Though she had likely encountered Christian Science at the Stein Family Salon prior to her daughter Joella’s birth in 1907, Mina Loy turned to Mrs. Morrison, a Christian Science practitioner with a following in the artistic community, to heal her daughter in 1909. The success of the prescription of prayer, “beef broth and donkey’s milk” convinced Loy that “practitioners produced miracles,” inspiring her to go “regularly to the Christian Science church, where [she] saw a number of artists and advanced thinkers” (Burke 117). Richard Cook sees Loy’s embrace of Christian Science as “part of a continuum of idealisms including Futurism and Bergsonism” (458), while Lara Vetter proposes that “it is the idealist philosophy behind Christian Science . . . that provides the theoretical basis for [Loy’s] meditations on race and evolution” (49). Indeed, Burke writes, “[i]t is hard not to conclude from a reading of Mina’s religious writings—where she often sounds like her own Mary Baker Eddy—that during the 1940s, believing herself one of the illuminati, she hoped to impart to others her formula—‘that Christ meant what he said’” (397).
Burke, Carolyn. Becoming Modern: The Life of Mina Loy. Farrar, Straus and Giroux, 1996.
Cook, Richard. “The ‘Infinitarian’ and her ‘Macro-Cosmic Presence’: The Question of Loy and Christian Science.” Mina Loy: Woman and Poet, edited by Maeera Shreiber and Keith Tuma, The National Poetry Foundation, 1998, pp.459-465.
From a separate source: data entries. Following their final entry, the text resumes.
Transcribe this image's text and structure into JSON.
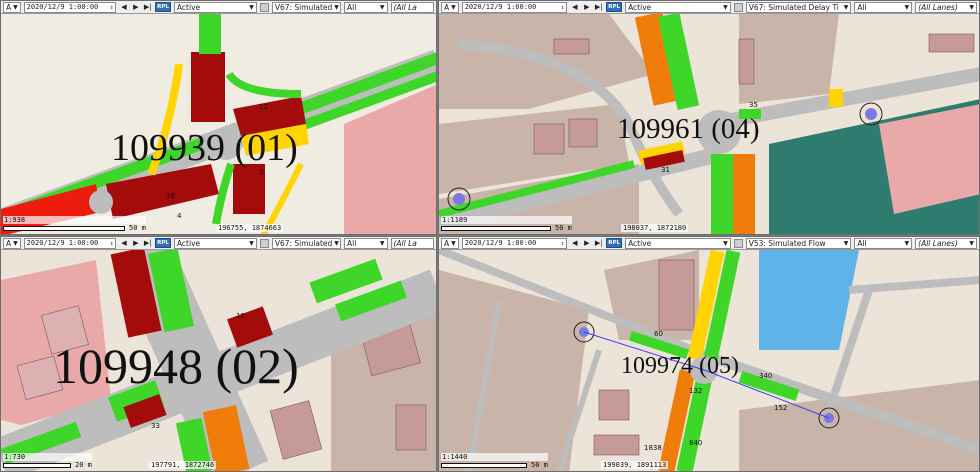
{
  "panes": [
    {
      "date": "2020/12/9 1:00:00",
      "mode": "Active",
      "attr": "V67: Simulated",
      "filter": "All",
      "lanes": "(All La",
      "id_text": "109939 (01)",
      "ratio": "1:938",
      "scale_len": "50 m",
      "coords": "196755, 1874663"
    },
    {
      "date": "2020/12/9 1:00:00",
      "mode": "Active",
      "attr": "V67: Simulated Delay Ti",
      "filter": "All",
      "lanes": "(All Lanes)",
      "id_text": "109961 (04)",
      "ratio": "1:1189",
      "scale_len": "50 m",
      "coords": "198037, 1872180"
    },
    {
      "date": "2020/12/9 1:00:00",
      "mode": "Active",
      "attr": "V67: Simulated",
      "filter": "All",
      "lanes": "(All La",
      "id_text": "109948 (02)",
      "ratio": "1:730",
      "scale_len": "20 m",
      "coords": "197791, 1872746"
    },
    {
      "date": "2020/12/9 1:00:00",
      "mode": "Active",
      "attr": "V53: Simulated Flow",
      "filter": "All",
      "lanes": "(All Lanes)",
      "id_text": "109974 (05)",
      "ratio": "1:1440",
      "scale_len": "50 m",
      "coords": "199039, 1891113"
    }
  ],
  "toolbar": {
    "a_label": "A",
    "rpl_label": "RPL"
  },
  "link_labels": {
    "p1": [
      "12",
      "16",
      "4",
      "3"
    ],
    "p2": [
      "35",
      "31"
    ],
    "p3": [
      "10",
      "33"
    ],
    "p4": [
      "60",
      "340",
      "152",
      "132",
      "1838",
      "840"
    ]
  },
  "colors": {
    "green": "#3fd62a",
    "dark_red": "#a40c0c",
    "red": "#ee1c0c",
    "yellow": "#ffd400",
    "orange": "#f07c0a",
    "gray_road": "#bdbdbd",
    "building": "#c8b4a8",
    "teal": "#2e7b70",
    "water": "#5fb3e8"
  }
}
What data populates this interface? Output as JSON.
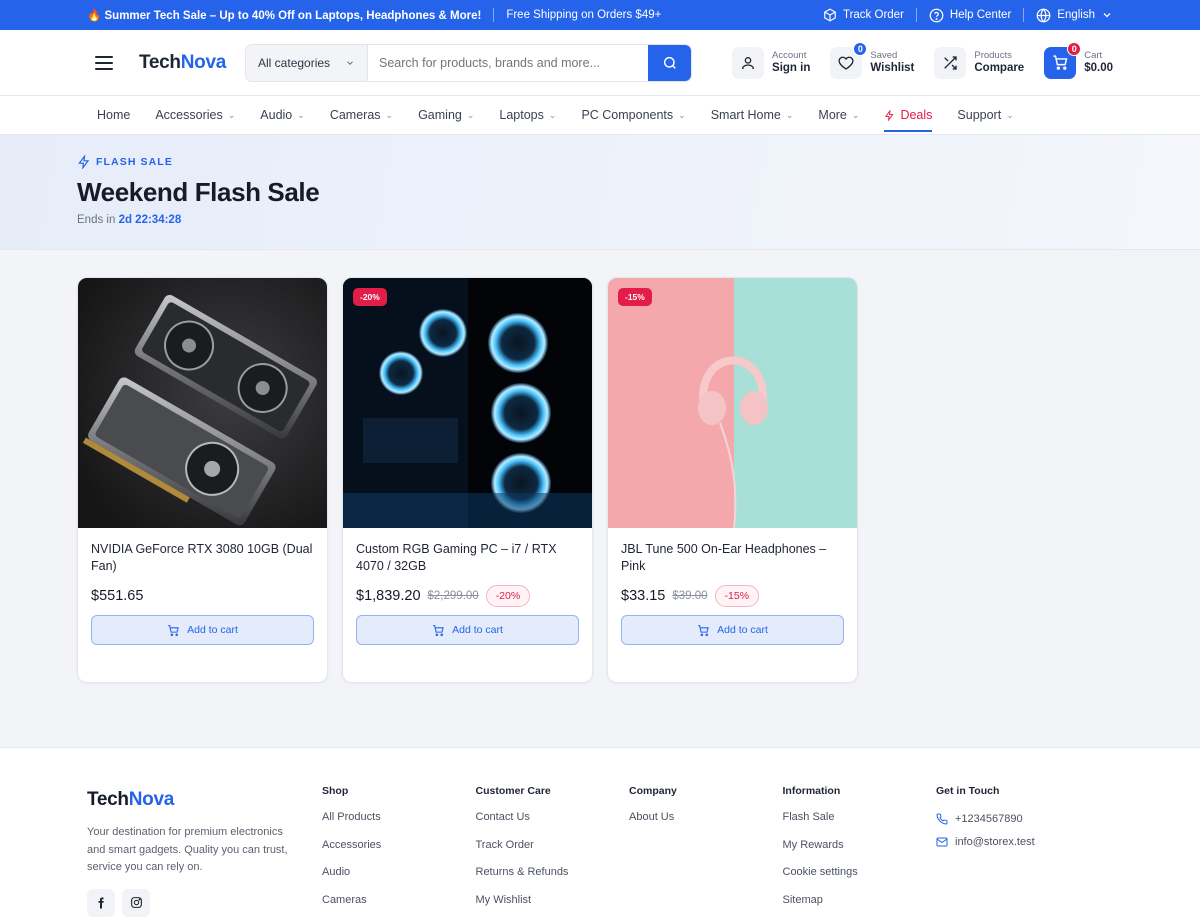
{
  "topbar": {
    "promo": "🔥 Summer Tech Sale – Up to 40% Off on Laptops, Headphones & More!",
    "shipping": "Free Shipping on Orders $49+",
    "track_order": "Track Order",
    "help_center": "Help Center",
    "language": "English"
  },
  "header": {
    "logo_a": "Tech",
    "logo_b": "Nova",
    "category_select": "All categories",
    "search_placeholder": "Search for products, brands and more...",
    "account_small": "Account",
    "account_big": "Sign in",
    "wishlist_small": "Saved",
    "wishlist_big": "Wishlist",
    "wishlist_count": "0",
    "compare_small": "Products",
    "compare_big": "Compare",
    "cart_small": "Cart",
    "cart_big": "$0.00",
    "cart_count": "0"
  },
  "nav": {
    "home": "Home",
    "accessories": "Accessories",
    "audio": "Audio",
    "cameras": "Cameras",
    "gaming": "Gaming",
    "laptops": "Laptops",
    "pc_components": "PC Components",
    "smart_home": "Smart Home",
    "more": "More",
    "deals": "Deals",
    "support": "Support"
  },
  "hero": {
    "tag": "FLASH SALE",
    "title": "Weekend Flash Sale",
    "ends_label": "Ends in",
    "countdown": "2d 22:34:28"
  },
  "products": [
    {
      "name": "NVIDIA GeForce RTX 3080 10GB (Dual Fan)",
      "price": "$551.65",
      "old_price": "",
      "discount": "",
      "cta": "Add to cart"
    },
    {
      "name": "Custom RGB Gaming PC – i7 / RTX 4070 / 32GB",
      "price": "$1,839.20",
      "old_price": "$2,299.00",
      "discount": "-20%",
      "cta": "Add to cart"
    },
    {
      "name": "JBL Tune 500 On-Ear Headphones – Pink",
      "price": "$33.15",
      "old_price": "$39.00",
      "discount": "-15%",
      "cta": "Add to cart"
    }
  ],
  "footer": {
    "logo_a": "Tech",
    "logo_b": "Nova",
    "description": "Your destination for premium electronics and smart gadgets. Quality you can trust, service you can rely on.",
    "shop": {
      "title": "Shop",
      "links": [
        "All Products",
        "Accessories",
        "Audio",
        "Cameras"
      ]
    },
    "care": {
      "title": "Customer Care",
      "links": [
        "Contact Us",
        "Track Order",
        "Returns & Refunds",
        "My Wishlist"
      ]
    },
    "company": {
      "title": "Company",
      "links": [
        "About Us"
      ]
    },
    "info": {
      "title": "Information",
      "links": [
        "Flash Sale",
        "My Rewards",
        "Cookie settings",
        "Sitemap"
      ]
    },
    "touch": {
      "title": "Get in Touch",
      "phone": "+1234567890",
      "email": "info@storex.test"
    }
  },
  "colors": {
    "brand": "#2563eb",
    "sale": "#e11d48"
  },
  "icons": [
    "box-icon",
    "help-icon",
    "globe-icon",
    "chevron-down-icon",
    "menu-icon",
    "search-icon",
    "user-icon",
    "heart-icon",
    "shuffle-icon",
    "cart-icon",
    "bolt-icon",
    "phone-icon",
    "mail-icon",
    "facebook-icon",
    "instagram-icon"
  ]
}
Gill, Gillian. Mary Baker Eddy. Perseus Books, 1998.
Peel, Robert. Christian Science: Its Encounter with American Culture. Henry Holt and Company, 1958.
–. Mary Baker Eddy: The Years of Authority. Holt, Rinehart and Winston, 1977.
Twain, Mark. Christian Science. 1907. Oxford UP, 1996.
Vetter, Lara. “Theories of Spiritual Evolution, Christian Science, and the ‘Cosmopolitan Jew’: Mina Loy and American Identity.” Journal of Modern Literature, vol. 31, no. 1, 2001, pp. 47-63. http://muse.jhu.edu.proxy-remote.galib.uga.edu/article/228737. Accessed 18 Sept. 2018.